> **What you should do**:
In these entries, tally the lines where "Στοιχεία" occurs. Respond with only the count.

Source information: Begin

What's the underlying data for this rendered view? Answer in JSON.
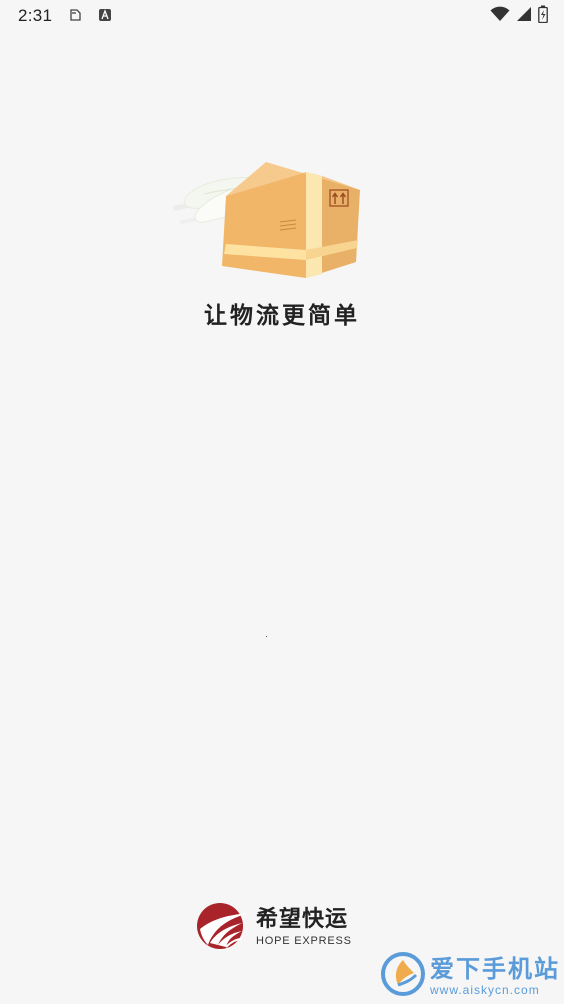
{
  "status_bar": {
    "time": "2:31",
    "icons": [
      "sd-card-icon",
      "text-a-icon",
      "wifi-icon",
      "signal-icon",
      "battery-icon"
    ]
  },
  "splash": {
    "illustration": "winged-package-icon",
    "slogan": "让物流更简单"
  },
  "brand": {
    "name_cn": "希望快运",
    "name_en": "HOPE EXPRESS",
    "color": "#a8242a"
  },
  "watermark": {
    "name_cn": "爱下手机站",
    "url": "www.aiskycn.com",
    "color": "#4a92d6"
  }
}
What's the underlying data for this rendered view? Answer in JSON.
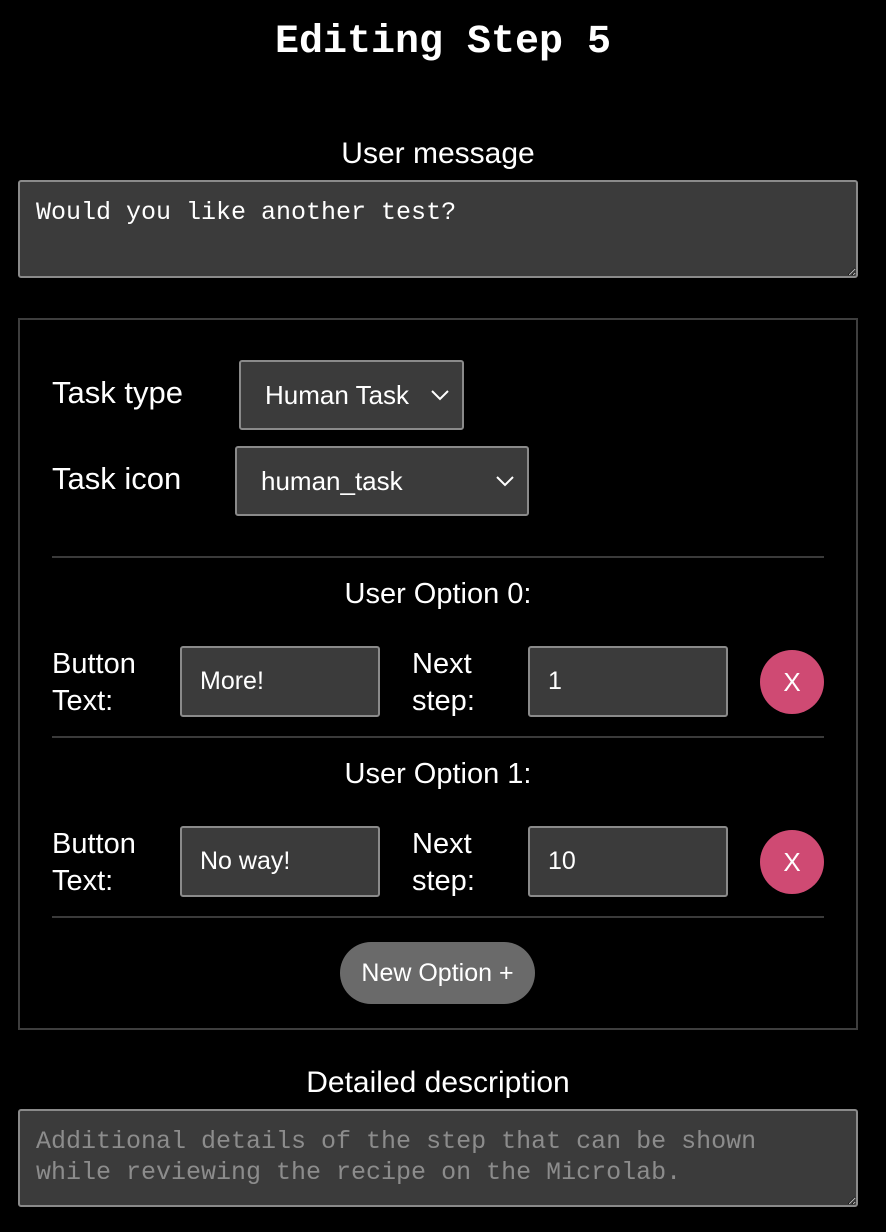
{
  "page": {
    "title": "Editing Step 5"
  },
  "user_message": {
    "label": "User message",
    "value": "Would you like another test?"
  },
  "task": {
    "type_label": "Task type",
    "type_value": "Human Task",
    "icon_label": "Task icon",
    "icon_value": "human_task",
    "chevron_icon": "chevron-down-icon"
  },
  "options": [
    {
      "title": "User Option 0:",
      "button_text_label_1": "Button",
      "button_text_label_2": "Text:",
      "button_text_value": "More!",
      "next_step_label_1": "Next",
      "next_step_label_2": "step:",
      "next_step_value": "1",
      "remove_label": "X"
    },
    {
      "title": "User Option 1:",
      "button_text_label_1": "Button",
      "button_text_label_2": "Text:",
      "button_text_value": "No way!",
      "next_step_label_1": "Next",
      "next_step_label_2": "step:",
      "next_step_value": "10",
      "remove_label": "X"
    }
  ],
  "new_option_label": "New Option +",
  "detailed_description": {
    "label": "Detailed description",
    "placeholder": "Additional details of the step that can be shown while reviewing the recipe on the Microlab."
  },
  "colors": {
    "background": "#000000",
    "field_background": "#3b3b3b",
    "remove_button": "#cf4a73",
    "new_option_button": "#6a6a6a"
  }
}
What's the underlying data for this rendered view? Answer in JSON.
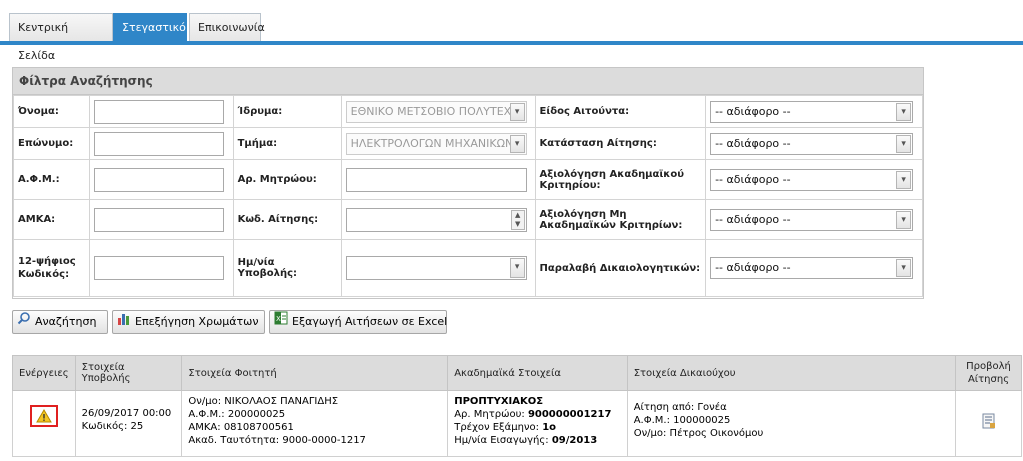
{
  "tabs": [
    {
      "label": "Κεντρική Σελίδα"
    },
    {
      "label": "Στεγαστικό"
    },
    {
      "label": "Επικοινωνία"
    }
  ],
  "filters": {
    "title": "Φίλτρα Αναζήτησης",
    "name_label": "Όνομα:",
    "surname_label": "Επώνυμο:",
    "afm_label": "Α.Φ.Μ.:",
    "amka_label": "ΑΜΚΑ:",
    "code12_label": "12-ψήφιος Κωδικός:",
    "institution_label": "Ίδρυμα:",
    "institution_value": "ΕΘΝΙΚΟ ΜΕΤΣΟΒΙΟ ΠΟΛΥΤΕΧ",
    "department_label": "Τμήμα:",
    "department_value": "ΗΛΕΚΤΡΟΛΟΓΩΝ ΜΗΧΑΝΙΚΩΝ",
    "registry_label": "Αρ. Μητρώου:",
    "appcode_label": "Κωδ. Αίτησης:",
    "submitdate_label": "Ημ/νία Υποβολής:",
    "applicant_type_label": "Είδος Αιτούντα:",
    "status_label": "Κατάσταση Αίτησης:",
    "academic_eval_label": "Αξιολόγηση Ακαδημαϊκού Κριτηρίου:",
    "nonacademic_eval_label": "Αξιολόγηση Μη Ακαδημαϊκών Κριτηρίων:",
    "docs_received_label": "Παραλαβή Δικαιολογητικών:",
    "any_option": "-- αδιάφορο --"
  },
  "buttons": {
    "search": "Αναζήτηση",
    "colors": "Επεξήγηση Χρωμάτων",
    "export": "Εξαγωγή Αιτήσεων σε Excel"
  },
  "results": {
    "headers": [
      "Ενέργειες",
      "Στοιχεία Υποβολής",
      "Στοιχεία Φοιτητή",
      "Ακαδημαϊκά Στοιχεία",
      "Στοιχεία Δικαιούχου",
      "Προβολή Αίτησης"
    ],
    "rows": [
      {
        "submission": {
          "date": "26/09/2017 00:00",
          "code": "Κωδικός: 25"
        },
        "student": {
          "name": "Ον/μο: ΝΙΚΟΛΑΟΣ ΠΑΝΑΓΙΔΗΣ",
          "afm": "Α.Φ.Μ.: 200000025",
          "amka": "ΑΜΚΑ: 08108700561",
          "id": "Ακαδ. Ταυτότητα: 9000-0000-1217"
        },
        "academic": {
          "level": "ΠΡΟΠΤΥΧΙΑΚΟΣ",
          "registry_label": "Αρ. Μητρώου: ",
          "registry_value": "900000001217",
          "semester_label": "Τρέχον Εξάμηνο: ",
          "semester_value": "1ο",
          "entry_label": "Ημ/νία Εισαγωγής: ",
          "entry_value": "09/2013"
        },
        "beneficiary": {
          "applicant": "Αίτηση από: Γονέα",
          "afm": "Α.Φ.Μ.: 100000025",
          "name": "Ον/μο: Πέτρος Οικονόμου"
        }
      }
    ]
  },
  "colors": {
    "accent": "#2f86c8",
    "warning_border": "#e02020",
    "warning_fill": "#f3c623"
  }
}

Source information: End

> **Answer section**:
4